Contact tracing — a process of identifying everyone who has come into contact with those infected by a particular disease — combined with targeted, indoor spraying of insecticide can greatly reduce the spread of the mosquito-borne dengue virus, finds a study led by Emory University researchers funded by the National Science Foundation (NSF).
The results were published in the journal Science Translational Medicine and based on analyses from a 2009 outbreak of dengue in Cairns, Australia.
The new approach of using contact tracing to identify houses for targeted insecticide spraying was between 86 and 96 percent effective in controlling dengue fever during the Cairns outbreak, research shows. By comparison, vaccines for the dengue virus are only 30 to 70 percent effective, depending on the type of virus — or serotype — involved.
Dengue fever is spread by the same mosquito species, Aedes aegypti, that infects people with the Zika virus. While public health officials commonly use contact tracing to try to stop the transmission of pathogens like Ebola or HIV, they rarely do so for outbreaks spread by mosquitoes or other vectors.

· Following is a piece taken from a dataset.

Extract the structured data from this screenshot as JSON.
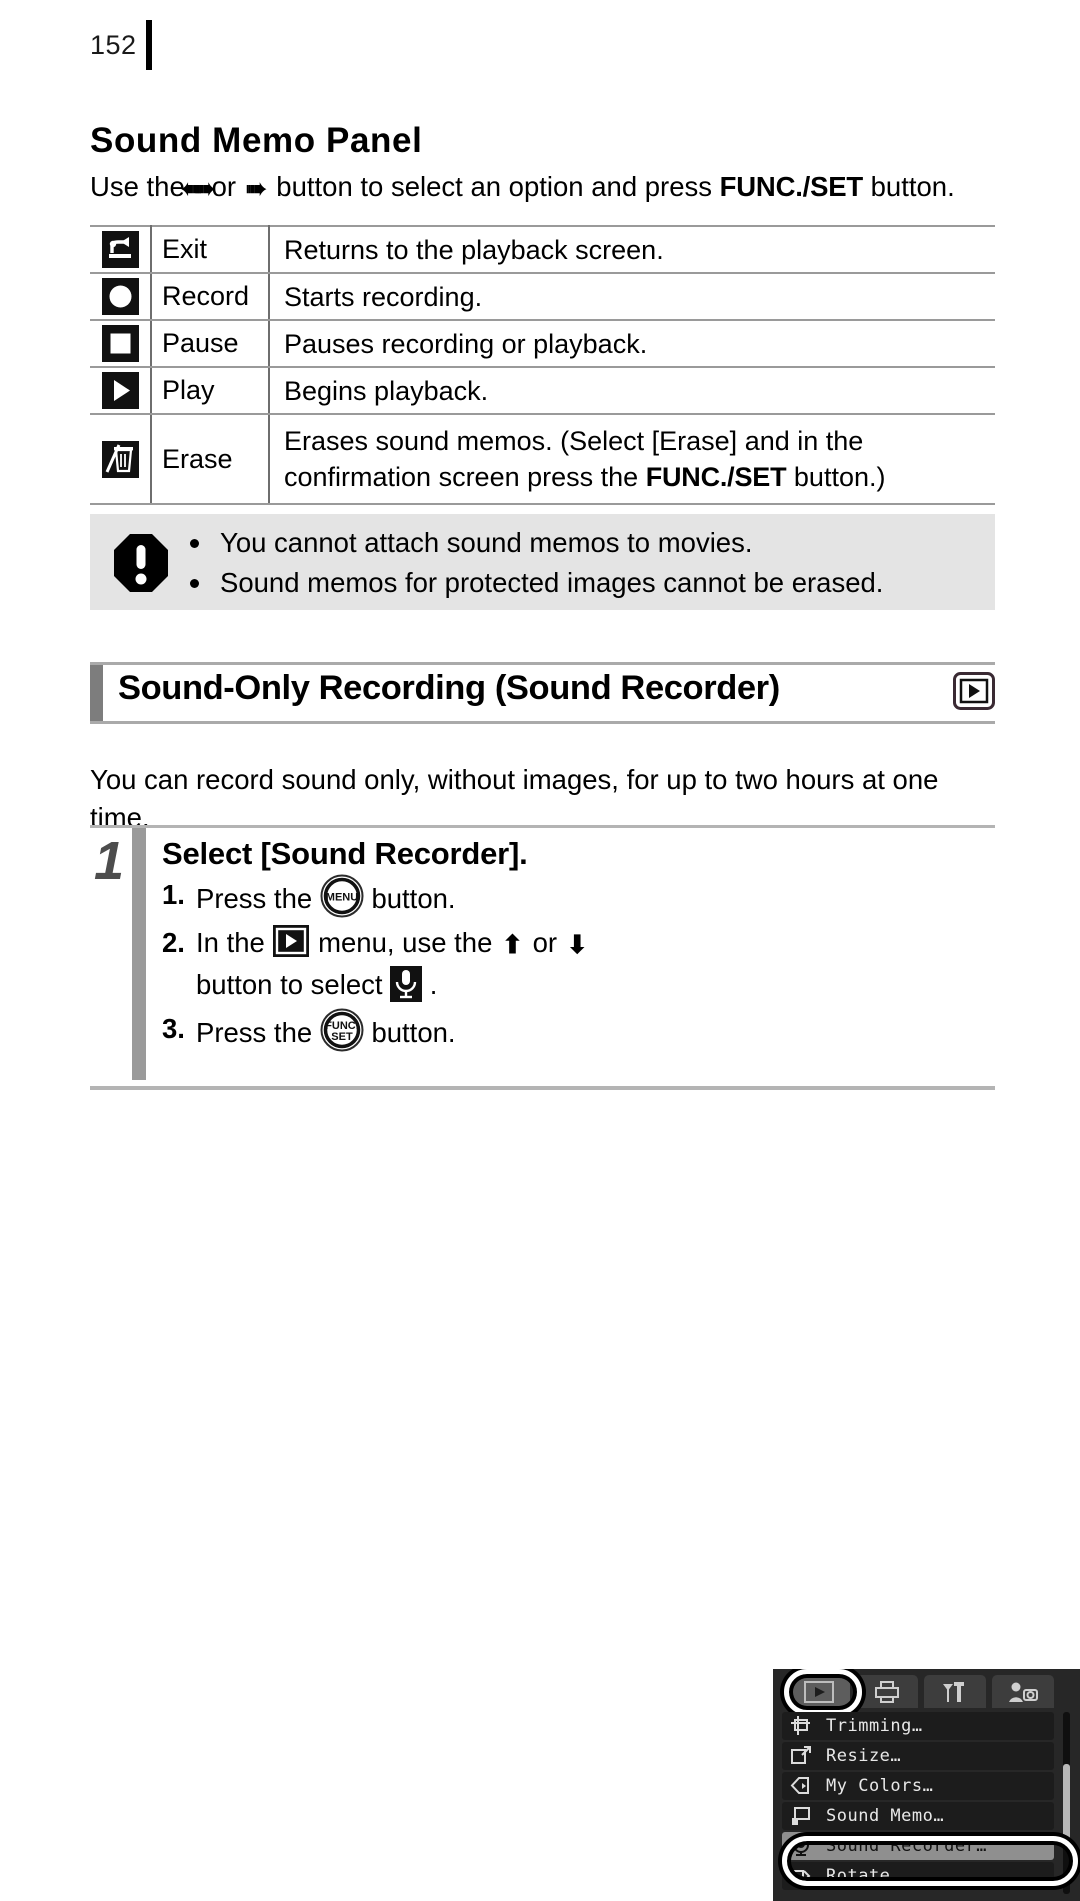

“The U.S. faces continual threats from the dengue, chikungunya and Zika viruses,” says Sam Scheiner, director of NSF’s Ecology and Evolution of Infectious Diseases program, a joint effort with the National Institutes of Health and the U.S. Department of Agriculture. “For now, the response is to intensively spray insecticides to eliminate the mosquito disease carriers. This research shows that a more targeted approach can be used that avoids insecticide problems and is effective.”
Adds the study’s lead author, Emory disease ecologist Gonzalo Vazquez-Prokopec: “We’ve provided evidence for a method that is highly effective at preventing transmission of diseases carried by the Aedes aegypti mosquito in a developed, urban setting. We’ve also shown the importance of human movement when conducting surveillance of these diseases.”
While the method would likely not be applicable everywhere, Vazquez-Prokopec says it may prove viable to control mosquito-borne diseases in places with established health systems and similar environmental characteristics to Cairns, such as South Florida.
“The widespread transmission of dengue viruses, coupled with the birth defects associated with Zika virus, show the dire need for as many weapons as possible in our arsenal to fight diseases spread by these mosquitoes,” he says. “Interventions need to be context-dependent and evaluated carefully and periodically.”
During the dengue outbreak in Cairns, public health officials traced recent contacts of people with a confirmed infection. Using mobility data from the known cases, they targeted residences for indoor residual spraying, or IRS, which involves spraying the walls of homes, and dark, humid places where Aedes mosquitoes might rest, with an insecticide that lasts for months.
Spraying is time-consuming and labor intensive, so health officials could not reach all the residences connected with infected people. The researchers found that spraying in potential exposure locations identified through contact tracing reduced the probability of dengue transmission by at least 86 percent compared to those areas of potential exposure that health officials were not able to spray.
“The findings are important, because they demonstrate one of the few measures we have for the effectiveness of an intervention to reduce the transmission of dengue,” Vazquez-Prokopec says.
Vazquez-Prokopec explains that many times in the face of a dengue outbreak, public health officials end up using trucks to “fog” the streets with insecticide, despite a lack of scientific evidence that the method controls Aedes aegypti mosquito populations.
Quantifying the effectiveness of existing methods, and the context within which they work, can strengthen countermeasures. “We need to develop plans for outbreak containment that are context-specific,” Vazquez-Prokopec says.
His current research includes investigating ways to scale up intervention using a combination of contact tracing and targeted spraying. Today, spraying the inside of a house requires approximately half an hour, but Vazquez-Prokopec is working on methods to cut that time to as little as 10 minutes.
“We are evaluating how we can scale up and improve IRS for 21st-century urban areas,” Vazquez-Prokopec says.
Emory Global Health Institute, the Marcus Foundation and the National Health and Medical Research Council also funded the research.